AMERICAN BAYREUTH: The 1914 Peterborough Festival

[reposted from the Library of Congress: In the Muse Performing Arts Blog]

Peterborough Festival Program Cover

Program cover for the 1914 Peterborough Festival. Edward and Marian MacDowell Collection, Music Division, Library of Congress.
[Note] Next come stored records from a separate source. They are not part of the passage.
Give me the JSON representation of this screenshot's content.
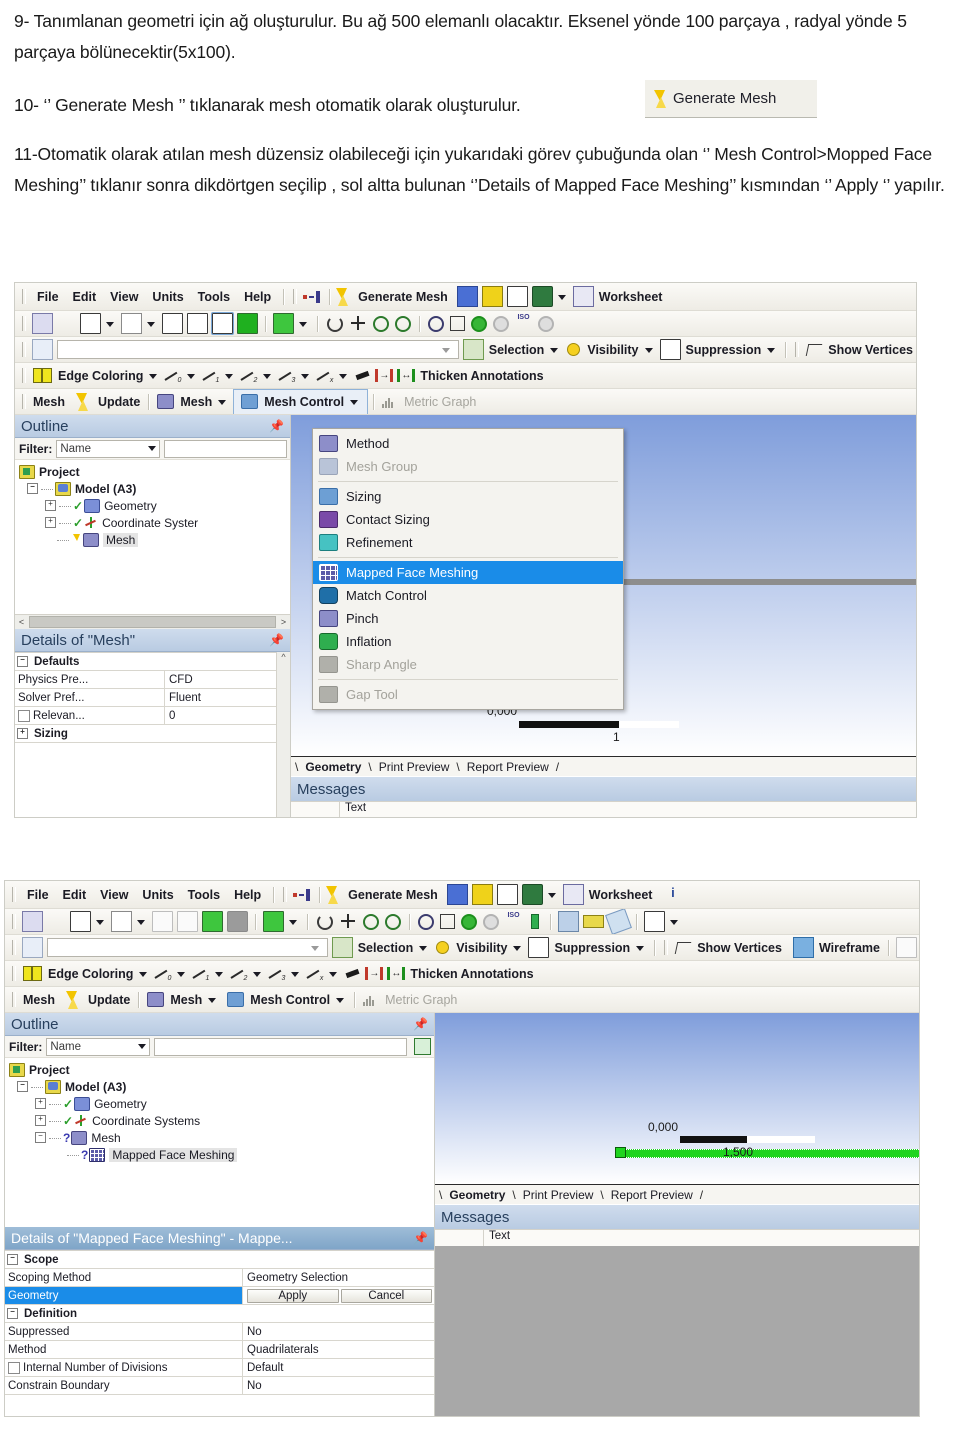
{
  "document": {
    "paragraphs": [
      "9- Tanımlanan geometri için ağ oluşturulur. Bu ağ 500 elemanlı olacaktır. Eksenel yönde 100 parçaya , radyal yönde 5 parçaya bölünecektir(5x100).",
      "10- ‘’ Generate Mesh ’’ tıklanarak mesh otomatik olarak  oluşturulur.",
      "11-Otomatik olarak atılan mesh düzensiz olabileceği için yukarıdaki görev çubuğunda olan ‘’ Mesh Control>Mopped Face Meshing’’ tıklanır  sonra  dikdörtgen seçilip , sol altta bulunan ‘’Details of Mapped Face Meshing’’ kısmından ‘’ Apply ‘’ yapılır."
    ],
    "inline_button": {
      "label": "Generate Mesh",
      "icon": "lightning-bolt-icon"
    }
  },
  "screenshot1": {
    "menubar": [
      "File",
      "Edit",
      "View",
      "Units",
      "Tools",
      "Help"
    ],
    "toolbar_labels": {
      "generate_mesh": "Generate Mesh",
      "worksheet": "Worksheet",
      "selection": "Selection",
      "visibility": "Visibility",
      "suppression": "Suppression",
      "show_vertices": "Show Vertices",
      "edge_coloring": "Edge Coloring",
      "thicken_annotations": "Thicken Annotations"
    },
    "context_toolbar": {
      "mesh_label": "Mesh",
      "update": "Update",
      "mesh_menu": "Mesh",
      "mesh_control": "Mesh Control",
      "metric_graph": "Metric Graph"
    },
    "outline": {
      "title": "Outline",
      "pin": "pin-icon",
      "filter_label": "Filter:",
      "filter_value": "Name",
      "tree": [
        {
          "label": "Project",
          "icon": "project-folder-icon",
          "bold": true
        },
        {
          "label": "Model (A3)",
          "icon": "model-icon",
          "bold": true
        },
        {
          "label": "Geometry",
          "icon": "geometry-icon",
          "status": "check"
        },
        {
          "label": "Coordinate Syster",
          "icon": "coordinate-system-icon",
          "status": "check"
        },
        {
          "label": "Mesh",
          "icon": "mesh-icon",
          "status": "bolt",
          "selected": true
        }
      ]
    },
    "details": {
      "title": "Details of \"Mesh\"",
      "rows": [
        {
          "type": "group",
          "key": "Defaults"
        },
        {
          "type": "kv",
          "key": "Physics Pre...",
          "value": "CFD"
        },
        {
          "type": "kv",
          "key": "Solver Pref...",
          "value": "Fluent"
        },
        {
          "type": "kv",
          "key": "Relevan...",
          "value": "0",
          "checkbox": true
        },
        {
          "type": "group",
          "key": "Sizing",
          "collapsed": true
        }
      ]
    },
    "mesh_control_menu": [
      {
        "label": "Method",
        "icon": "method-icon",
        "enabled": true
      },
      {
        "label": "Mesh Group",
        "icon": "mesh-group-icon",
        "enabled": false
      },
      {
        "divider": true
      },
      {
        "label": "Sizing",
        "icon": "sizing-icon",
        "enabled": true
      },
      {
        "label": "Contact Sizing",
        "icon": "contact-sizing-icon",
        "enabled": true
      },
      {
        "label": "Refinement",
        "icon": "refinement-icon",
        "enabled": true
      },
      {
        "divider": true
      },
      {
        "label": "Mapped Face Meshing",
        "icon": "mapped-face-meshing-icon",
        "enabled": true,
        "highlighted": true
      },
      {
        "label": "Match Control",
        "icon": "match-control-icon",
        "enabled": true
      },
      {
        "label": "Pinch",
        "icon": "pinch-icon",
        "enabled": true
      },
      {
        "label": "Inflation",
        "icon": "inflation-icon",
        "enabled": true
      },
      {
        "label": "Sharp Angle",
        "icon": "sharp-angle-icon",
        "enabled": false
      },
      {
        "divider": true
      },
      {
        "label": "Gap Tool",
        "icon": "gap-tool-icon",
        "enabled": false
      }
    ],
    "viewport": {
      "ruler_min": "0,000",
      "ruler_max": "1"
    },
    "tabs": [
      "Geometry",
      "Print Preview",
      "Report Preview"
    ],
    "messages": {
      "title": "Messages",
      "column": "Text"
    }
  },
  "screenshot2": {
    "menubar": [
      "File",
      "Edit",
      "View",
      "Units",
      "Tools",
      "Help"
    ],
    "toolbar_labels": {
      "generate_mesh": "Generate Mesh",
      "worksheet": "Worksheet",
      "selection": "Selection",
      "visibility": "Visibility",
      "suppression": "Suppression",
      "show_vertices": "Show Vertices",
      "wireframe": "Wireframe",
      "edge_coloring": "Edge Coloring",
      "thicken_annotations": "Thicken Annotations"
    },
    "context_toolbar": {
      "mesh_label": "Mesh",
      "update": "Update",
      "mesh_menu": "Mesh",
      "mesh_control": "Mesh Control",
      "metric_graph": "Metric Graph"
    },
    "outline": {
      "title": "Outline",
      "filter_label": "Filter:",
      "filter_value": "Name",
      "tree": [
        {
          "label": "Project",
          "icon": "project-folder-icon",
          "bold": true
        },
        {
          "label": "Model (A3)",
          "icon": "model-icon",
          "bold": true
        },
        {
          "label": "Geometry",
          "icon": "geometry-icon",
          "status": "check"
        },
        {
          "label": "Coordinate Systems",
          "icon": "coordinate-system-icon",
          "status": "check"
        },
        {
          "label": "Mesh",
          "icon": "mesh-icon",
          "status": "question"
        },
        {
          "label": "Mapped Face Meshing",
          "icon": "mapped-face-meshing-icon",
          "status": "question",
          "selected": true
        }
      ]
    },
    "details": {
      "title": "Details of \"Mapped Face Meshing\" - Mappe...",
      "rows": [
        {
          "type": "group",
          "key": "Scope"
        },
        {
          "type": "kv",
          "key": "Scoping Method",
          "value": "Geometry Selection"
        },
        {
          "type": "buttons",
          "key": "Geometry",
          "selected": true,
          "buttons": [
            "Apply",
            "Cancel"
          ]
        },
        {
          "type": "group",
          "key": "Definition"
        },
        {
          "type": "kv",
          "key": "Suppressed",
          "value": "No"
        },
        {
          "type": "kv",
          "key": "Method",
          "value": "Quadrilaterals"
        },
        {
          "type": "kv",
          "key": "Internal Number of Divisions",
          "value": "Default",
          "checkbox": true
        },
        {
          "type": "kv",
          "key": "Constrain Boundary",
          "value": "No"
        }
      ]
    },
    "viewport": {
      "ruler_min": "0,000",
      "ruler_max": "1,500"
    },
    "tabs": [
      "Geometry",
      "Print Preview",
      "Report Preview"
    ],
    "messages": {
      "title": "Messages",
      "column": "Text"
    }
  }
}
For five days in August in 1914, thousands of people descended on the tiny village of Peterborough, New Hampshire to attend the fifth summer festival of music and drama produced by the Edward MacDowell Memorial Association.  Inaugurated in 1910, these annual festivals were the brainchild of Marian MacDowell, the widow of composer Edward MacDowell, whose premature death from a crippling nervous disease in 1908 stirred the sympathy of the nation.  Marian MacDowell had promised her late husband that she would carry out their plan to turn their New Hampshire farm into an artists’ colony–today’s prestigious MacDowell Colony–and her summer festivals helped to spread the word and draw new talent to the creative community.  Critics praised the productions from the beginning, and speculated that Peterborough might become the “Bayreuth of America.”  But unlike the famous Bayreuth Festival, with its exclusive Wagnerian repertoire, the Peterborough festivals were more than a paean to Edward MacDowell.  They were designed to promote new talent, especially the works of living American composers.  The 1914 festival was the most ambitious yet. [read the full blog on the Library of Congress web site]